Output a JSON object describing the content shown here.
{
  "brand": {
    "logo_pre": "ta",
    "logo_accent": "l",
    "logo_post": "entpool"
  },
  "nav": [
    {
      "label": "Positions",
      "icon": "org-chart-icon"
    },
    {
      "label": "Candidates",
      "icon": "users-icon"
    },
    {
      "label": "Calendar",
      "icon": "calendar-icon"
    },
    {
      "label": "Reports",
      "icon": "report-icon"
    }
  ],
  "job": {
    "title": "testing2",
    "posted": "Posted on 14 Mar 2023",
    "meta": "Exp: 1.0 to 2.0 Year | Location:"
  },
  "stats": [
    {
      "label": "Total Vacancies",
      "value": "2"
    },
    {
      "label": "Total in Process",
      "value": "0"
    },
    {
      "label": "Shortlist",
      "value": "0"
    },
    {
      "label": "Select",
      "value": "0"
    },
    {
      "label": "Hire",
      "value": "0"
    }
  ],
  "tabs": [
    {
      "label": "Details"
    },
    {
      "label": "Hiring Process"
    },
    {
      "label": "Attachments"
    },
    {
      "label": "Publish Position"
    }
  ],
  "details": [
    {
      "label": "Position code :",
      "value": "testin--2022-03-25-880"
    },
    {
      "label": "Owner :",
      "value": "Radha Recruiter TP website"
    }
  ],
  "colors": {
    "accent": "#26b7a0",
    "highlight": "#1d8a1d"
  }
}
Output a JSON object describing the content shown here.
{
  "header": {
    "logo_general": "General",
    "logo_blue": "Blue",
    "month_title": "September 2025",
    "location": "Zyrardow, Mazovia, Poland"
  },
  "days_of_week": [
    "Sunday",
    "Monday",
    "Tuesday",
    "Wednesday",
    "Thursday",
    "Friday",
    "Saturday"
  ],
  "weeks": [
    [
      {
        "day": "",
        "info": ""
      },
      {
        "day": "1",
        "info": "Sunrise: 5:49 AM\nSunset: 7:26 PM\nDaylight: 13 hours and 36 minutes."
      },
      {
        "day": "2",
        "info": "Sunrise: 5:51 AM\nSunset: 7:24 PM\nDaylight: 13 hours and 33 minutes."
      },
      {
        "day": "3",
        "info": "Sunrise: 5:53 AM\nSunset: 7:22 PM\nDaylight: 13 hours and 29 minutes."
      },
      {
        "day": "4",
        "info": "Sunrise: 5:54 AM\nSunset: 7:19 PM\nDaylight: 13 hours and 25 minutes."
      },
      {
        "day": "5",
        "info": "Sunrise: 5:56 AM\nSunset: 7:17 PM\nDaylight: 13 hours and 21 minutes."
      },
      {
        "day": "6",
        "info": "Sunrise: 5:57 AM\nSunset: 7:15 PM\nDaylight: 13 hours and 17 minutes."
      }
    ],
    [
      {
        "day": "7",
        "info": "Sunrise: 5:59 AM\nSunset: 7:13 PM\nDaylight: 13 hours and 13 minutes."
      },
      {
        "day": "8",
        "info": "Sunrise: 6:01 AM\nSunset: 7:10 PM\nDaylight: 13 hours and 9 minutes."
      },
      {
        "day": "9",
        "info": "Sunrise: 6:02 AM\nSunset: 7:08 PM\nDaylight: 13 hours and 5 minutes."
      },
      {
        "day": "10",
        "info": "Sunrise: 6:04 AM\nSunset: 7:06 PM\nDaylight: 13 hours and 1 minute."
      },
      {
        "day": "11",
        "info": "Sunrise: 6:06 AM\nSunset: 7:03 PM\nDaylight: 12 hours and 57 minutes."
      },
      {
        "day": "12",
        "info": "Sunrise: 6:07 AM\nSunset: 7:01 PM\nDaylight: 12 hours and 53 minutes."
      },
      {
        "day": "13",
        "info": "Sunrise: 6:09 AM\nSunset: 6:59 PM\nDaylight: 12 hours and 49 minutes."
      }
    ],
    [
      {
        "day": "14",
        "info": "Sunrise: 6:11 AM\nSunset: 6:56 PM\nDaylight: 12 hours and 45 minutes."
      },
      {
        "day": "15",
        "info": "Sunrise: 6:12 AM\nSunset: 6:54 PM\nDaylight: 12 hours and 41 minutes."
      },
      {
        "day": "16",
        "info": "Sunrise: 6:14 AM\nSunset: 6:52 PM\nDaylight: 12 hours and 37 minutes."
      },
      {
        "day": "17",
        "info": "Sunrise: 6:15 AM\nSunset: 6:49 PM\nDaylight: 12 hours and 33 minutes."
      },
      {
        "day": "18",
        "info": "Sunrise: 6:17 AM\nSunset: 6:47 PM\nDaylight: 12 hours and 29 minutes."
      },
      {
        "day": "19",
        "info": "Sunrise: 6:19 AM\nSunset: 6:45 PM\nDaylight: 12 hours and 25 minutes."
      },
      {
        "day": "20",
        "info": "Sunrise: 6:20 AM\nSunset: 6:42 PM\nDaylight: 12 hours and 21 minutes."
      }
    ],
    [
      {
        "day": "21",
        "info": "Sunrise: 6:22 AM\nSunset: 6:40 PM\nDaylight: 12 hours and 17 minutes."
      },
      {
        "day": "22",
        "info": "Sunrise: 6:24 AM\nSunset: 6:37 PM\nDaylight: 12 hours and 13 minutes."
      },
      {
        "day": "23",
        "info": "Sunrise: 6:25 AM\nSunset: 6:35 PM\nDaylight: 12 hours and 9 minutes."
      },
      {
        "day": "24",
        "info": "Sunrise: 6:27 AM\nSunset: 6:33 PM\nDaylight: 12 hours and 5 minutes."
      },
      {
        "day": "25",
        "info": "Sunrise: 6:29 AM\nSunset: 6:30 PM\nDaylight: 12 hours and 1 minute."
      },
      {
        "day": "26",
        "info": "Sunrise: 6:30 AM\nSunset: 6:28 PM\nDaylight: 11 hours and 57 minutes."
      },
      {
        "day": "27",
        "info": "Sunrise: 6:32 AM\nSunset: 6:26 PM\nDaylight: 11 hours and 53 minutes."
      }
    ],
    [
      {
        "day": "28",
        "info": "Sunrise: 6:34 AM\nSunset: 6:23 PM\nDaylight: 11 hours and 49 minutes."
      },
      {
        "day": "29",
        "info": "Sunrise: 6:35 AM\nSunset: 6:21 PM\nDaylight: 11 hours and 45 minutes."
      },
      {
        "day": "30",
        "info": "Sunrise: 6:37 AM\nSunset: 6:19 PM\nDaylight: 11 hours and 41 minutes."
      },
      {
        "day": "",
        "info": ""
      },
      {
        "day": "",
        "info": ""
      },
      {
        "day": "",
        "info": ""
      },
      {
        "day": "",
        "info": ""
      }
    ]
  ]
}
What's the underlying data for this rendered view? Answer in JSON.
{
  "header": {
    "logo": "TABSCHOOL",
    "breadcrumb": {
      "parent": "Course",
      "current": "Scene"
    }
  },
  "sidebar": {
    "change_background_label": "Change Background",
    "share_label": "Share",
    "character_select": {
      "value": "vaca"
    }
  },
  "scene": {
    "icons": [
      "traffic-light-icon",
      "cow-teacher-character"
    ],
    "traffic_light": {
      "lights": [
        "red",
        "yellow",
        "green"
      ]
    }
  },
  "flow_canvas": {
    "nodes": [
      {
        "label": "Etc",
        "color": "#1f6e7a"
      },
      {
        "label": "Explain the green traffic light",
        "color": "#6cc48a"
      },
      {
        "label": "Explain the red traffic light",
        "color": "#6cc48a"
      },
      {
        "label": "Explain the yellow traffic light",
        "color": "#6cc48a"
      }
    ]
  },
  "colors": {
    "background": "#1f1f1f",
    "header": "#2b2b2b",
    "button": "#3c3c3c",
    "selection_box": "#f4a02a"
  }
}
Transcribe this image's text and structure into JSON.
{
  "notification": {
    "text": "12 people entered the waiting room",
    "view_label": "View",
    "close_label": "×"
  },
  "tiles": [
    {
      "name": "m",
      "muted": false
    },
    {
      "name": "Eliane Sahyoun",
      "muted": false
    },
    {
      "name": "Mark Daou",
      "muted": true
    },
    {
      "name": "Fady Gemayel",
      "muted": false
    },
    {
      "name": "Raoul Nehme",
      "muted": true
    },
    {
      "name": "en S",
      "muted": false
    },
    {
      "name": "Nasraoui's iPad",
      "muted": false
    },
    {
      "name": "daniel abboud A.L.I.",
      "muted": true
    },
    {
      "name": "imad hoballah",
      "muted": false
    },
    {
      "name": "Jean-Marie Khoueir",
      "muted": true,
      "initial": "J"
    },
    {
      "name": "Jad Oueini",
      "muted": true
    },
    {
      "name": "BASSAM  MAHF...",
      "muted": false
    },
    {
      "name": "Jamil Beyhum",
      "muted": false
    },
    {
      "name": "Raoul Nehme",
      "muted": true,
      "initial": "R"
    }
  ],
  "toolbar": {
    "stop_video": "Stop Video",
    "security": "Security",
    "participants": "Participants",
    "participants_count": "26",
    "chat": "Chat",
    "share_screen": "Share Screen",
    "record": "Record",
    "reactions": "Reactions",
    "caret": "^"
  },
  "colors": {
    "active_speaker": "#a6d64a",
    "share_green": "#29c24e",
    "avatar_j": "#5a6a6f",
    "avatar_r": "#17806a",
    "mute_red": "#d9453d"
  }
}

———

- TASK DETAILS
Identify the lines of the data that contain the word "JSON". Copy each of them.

- ANSWER FOR THE TASK
Output a JSON object describing the content shown here.
Output a JSON object describing the content shown here.
What's the underlying data for this rendered view? Answer in JSON.
Transcribe this image's text and structure into JSON.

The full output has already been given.